**Task objective**
Each record below should be written out again exactly.

**Supplied material**
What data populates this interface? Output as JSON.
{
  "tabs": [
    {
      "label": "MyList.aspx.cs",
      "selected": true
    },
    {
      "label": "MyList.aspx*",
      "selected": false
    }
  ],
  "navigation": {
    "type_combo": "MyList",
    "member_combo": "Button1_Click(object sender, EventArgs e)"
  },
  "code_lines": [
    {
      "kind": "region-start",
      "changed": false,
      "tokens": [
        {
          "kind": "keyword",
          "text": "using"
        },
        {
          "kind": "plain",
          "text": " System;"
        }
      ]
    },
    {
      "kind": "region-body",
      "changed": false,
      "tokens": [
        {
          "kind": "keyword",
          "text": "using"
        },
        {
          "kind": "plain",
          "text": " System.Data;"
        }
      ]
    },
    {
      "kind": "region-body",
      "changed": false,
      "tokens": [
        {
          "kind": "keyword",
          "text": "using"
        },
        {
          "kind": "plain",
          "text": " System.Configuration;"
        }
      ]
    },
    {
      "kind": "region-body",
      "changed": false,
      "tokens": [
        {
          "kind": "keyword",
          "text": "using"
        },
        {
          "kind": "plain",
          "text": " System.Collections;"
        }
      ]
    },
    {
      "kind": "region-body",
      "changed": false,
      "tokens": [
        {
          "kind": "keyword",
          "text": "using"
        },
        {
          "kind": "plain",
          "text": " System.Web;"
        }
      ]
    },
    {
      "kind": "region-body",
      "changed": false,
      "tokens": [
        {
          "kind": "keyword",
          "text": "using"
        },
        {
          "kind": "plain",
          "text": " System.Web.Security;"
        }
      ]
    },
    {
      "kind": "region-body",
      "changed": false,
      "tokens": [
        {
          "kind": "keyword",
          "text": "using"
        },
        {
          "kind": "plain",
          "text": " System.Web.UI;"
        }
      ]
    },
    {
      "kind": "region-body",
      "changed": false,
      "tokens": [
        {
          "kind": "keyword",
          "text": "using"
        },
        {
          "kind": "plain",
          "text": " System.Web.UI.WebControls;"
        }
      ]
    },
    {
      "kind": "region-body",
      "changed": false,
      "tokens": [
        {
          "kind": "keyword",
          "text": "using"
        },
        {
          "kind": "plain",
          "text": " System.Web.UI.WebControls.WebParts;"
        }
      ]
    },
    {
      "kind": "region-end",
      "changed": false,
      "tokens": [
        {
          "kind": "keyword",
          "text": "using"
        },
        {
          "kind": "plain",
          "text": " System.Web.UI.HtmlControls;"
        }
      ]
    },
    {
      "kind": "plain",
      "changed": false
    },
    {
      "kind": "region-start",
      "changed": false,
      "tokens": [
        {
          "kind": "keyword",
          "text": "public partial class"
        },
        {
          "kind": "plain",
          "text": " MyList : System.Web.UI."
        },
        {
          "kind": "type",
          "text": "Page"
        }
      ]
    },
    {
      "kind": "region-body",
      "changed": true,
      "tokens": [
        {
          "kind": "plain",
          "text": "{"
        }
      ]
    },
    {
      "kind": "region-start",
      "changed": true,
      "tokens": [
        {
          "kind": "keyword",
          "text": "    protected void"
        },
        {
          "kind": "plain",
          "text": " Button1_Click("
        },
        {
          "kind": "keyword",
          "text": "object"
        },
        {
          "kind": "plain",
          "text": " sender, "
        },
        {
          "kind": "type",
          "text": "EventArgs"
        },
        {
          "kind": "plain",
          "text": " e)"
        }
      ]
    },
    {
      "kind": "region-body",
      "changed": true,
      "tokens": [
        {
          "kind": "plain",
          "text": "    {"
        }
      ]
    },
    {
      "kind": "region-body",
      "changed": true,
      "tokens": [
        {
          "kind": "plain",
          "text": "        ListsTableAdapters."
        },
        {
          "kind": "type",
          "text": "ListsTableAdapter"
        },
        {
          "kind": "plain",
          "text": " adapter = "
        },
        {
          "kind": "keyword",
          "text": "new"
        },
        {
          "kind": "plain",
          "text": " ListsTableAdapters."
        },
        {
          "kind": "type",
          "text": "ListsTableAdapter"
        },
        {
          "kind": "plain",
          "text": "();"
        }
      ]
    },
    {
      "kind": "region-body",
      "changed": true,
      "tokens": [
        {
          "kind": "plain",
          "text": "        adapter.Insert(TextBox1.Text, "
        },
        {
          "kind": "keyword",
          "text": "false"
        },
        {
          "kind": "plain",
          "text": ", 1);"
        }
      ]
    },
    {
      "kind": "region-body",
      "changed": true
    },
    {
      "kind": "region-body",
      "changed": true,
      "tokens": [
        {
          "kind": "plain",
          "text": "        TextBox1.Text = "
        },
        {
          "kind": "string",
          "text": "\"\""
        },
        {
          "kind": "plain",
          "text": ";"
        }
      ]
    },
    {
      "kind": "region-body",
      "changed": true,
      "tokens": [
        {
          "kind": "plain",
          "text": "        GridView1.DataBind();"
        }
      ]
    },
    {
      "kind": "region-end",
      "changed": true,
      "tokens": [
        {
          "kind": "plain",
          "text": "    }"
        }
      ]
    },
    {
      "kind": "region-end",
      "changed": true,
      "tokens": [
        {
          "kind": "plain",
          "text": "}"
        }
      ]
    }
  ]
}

**Solution**
What data populates this interface? Output as JSON.
{
  "tabs": [
    {
      "label": "MyList.aspx.cs",
      "selected": true
    },
    {
      "label": "MyList.aspx*",
      "selected": false
    }
  ],
  "navigation": {
    "type_combo": "MyList",
    "member_combo": "Button1_Click(object sender, EventArgs e)"
  },
  "code_lines": [
    {
      "kind": "region-start",
      "changed": false,
      "tokens": [
        {
          "kind": "keyword",
          "text": "using"
        },
        {
          "kind": "plain",
          "text": " System;"
        }
      ]
    },
    {
      "kind": "region-body",
      "changed": false,
      "tokens": [
        {
          "kind": "keyword",
          "text": "using"
        },
        {
          "kind": "plain",
          "text": " System.Data;"
        }
      ]
    },
    {
      "kind": "region-body",
      "changed": false,
      "tokens": [
        {
          "kind": "keyword",
          "text": "using"
        },
        {
          "kind": "plain",
          "text": " System.Configuration;"
        }
      ]
    },
    {
      "kind": "region-body",
      "changed": false,
      "tokens": [
        {
          "kind": "keyword",
          "text": "using"
        },
        {
          "kind": "plain",
          "text": " System.Collections;"
        }
      ]
    },
    {
      "kind": "region-body",
      "changed": false,
      "tokens": [
        {
          "kind": "keyword",
          "text": "using"
        },
        {
          "kind": "plain",
          "text": " System.Web;"
        }
      ]
    },
    {
      "kind": "region-body",
      "changed": false,
      "tokens": [
        {
          "kind": "keyword",
          "text": "using"
        },
        {
          "kind": "plain",
          "text": " System.Web.Security;"
        }
      ]
    },
    {
      "kind": "region-body",
      "changed": false,
      "tokens": [
        {
          "kind": "keyword",
          "text": "using"
        },
        {
          "kind": "plain",
          "text": " System.Web.UI;"
        }
      ]
    },
    {
      "kind": "region-body",
      "changed": false,
      "tokens": [
        {
          "kind": "keyword",
          "text": "using"
        },
        {
          "kind": "plain",
          "text": " System.Web.UI.WebControls;"
        }
      ]
    },
    {
      "kind": "region-body",
      "changed": false,
      "tokens": [
        {
          "kind": "keyword",
          "text": "using"
        },
        {
          "kind": "plain",
          "text": " System.Web.UI.WebControls.WebParts;"
        }
      ]
    },
    {
      "kind": "region-end",
      "changed": false,
      "tokens": [
        {
          "kind": "keyword",
          "text": "using"
        },
        {
          "kind": "plain",
          "text": " System.Web.UI.HtmlControls;"
        }
      ]
    },
    {
      "kind": "plain",
      "changed": false
    },
    {
      "kind": "region-start",
      "changed": false,
      "tokens": [
        {
          "kind": "keyword",
          "text": "public partial class"
        },
        {
          "kind": "plain",
          "text": " MyList : System.Web.UI."
        },
        {
          "kind": "type",
          "text": "Page"
        }
      ]
    },
    {
      "kind": "region-body",
      "changed": true,
      "tokens": [
        {
          "kind": "plain",
          "text": "{"
        }
      ]
    },
    {
      "kind": "region-start",
      "changed": true,
      "tokens": [
        {
          "kind": "keyword",
          "text": "    protected void"
        },
        {
          "kind": "plain",
          "text": " Button1_Click("
        },
        {
          "kind": "keyword",
          "text": "object"
        },
        {
          "kind": "plain",
          "text": " sender, "
        },
        {
          "kind": "type",
          "text": "EventArgs"
        },
        {
          "kind": "plain",
          "text": " e)"
        }
      ]
    },
    {
      "kind": "region-body",
      "changed": true,
      "tokens": [
        {
          "kind": "plain",
          "text": "    {"
        }
      ]
    },
    {
      "kind": "region-body",
      "changed": true,
      "tokens": [
        {
          "kind": "plain",
          "text": "        ListsTableAdapters."
        },
        {
          "kind": "type",
          "text": "ListsTableAdapter"
        },
        {
          "kind": "plain",
          "text": " adapter = "
        },
        {
          "kind": "keyword",
          "text": "new"
        },
        {
          "kind": "plain",
          "text": " ListsTableAdapters."
        },
        {
          "kind": "type",
          "text": "ListsTableAdapter"
        },
        {
          "kind": "plain",
          "text": "();"
        }
      ]
    },
    {
      "kind": "region-body",
      "changed": true,
      "tokens": [
        {
          "kind": "plain",
          "text": "        adapter.Insert(TextBox1.Text, "
        },
        {
          "kind": "keyword",
          "text": "false"
        },
        {
          "kind": "plain",
          "text": ", 1);"
        }
      ]
    },
    {
      "kind": "region-body",
      "changed": true
    },
    {
      "kind": "region-body",
      "changed": true,
      "tokens": [
        {
          "kind": "plain",
          "text": "        TextBox1.Text = "
        },
        {
          "kind": "string",
          "text": "\"\""
        },
        {
          "kind": "plain",
          "text": ";"
        }
      ]
    },
    {
      "kind": "region-body",
      "changed": true,
      "tokens": [
        {
          "kind": "plain",
          "text": "        GridView1.DataBind();"
        }
      ]
    },
    {
      "kind": "region-end",
      "changed": true,
      "tokens": [
        {
          "kind": "plain",
          "text": "    }"
        }
      ]
    },
    {
      "kind": "region-end",
      "changed": true,
      "tokens": [
        {
          "kind": "plain",
          "text": "}"
        }
      ]
    }
  ]
}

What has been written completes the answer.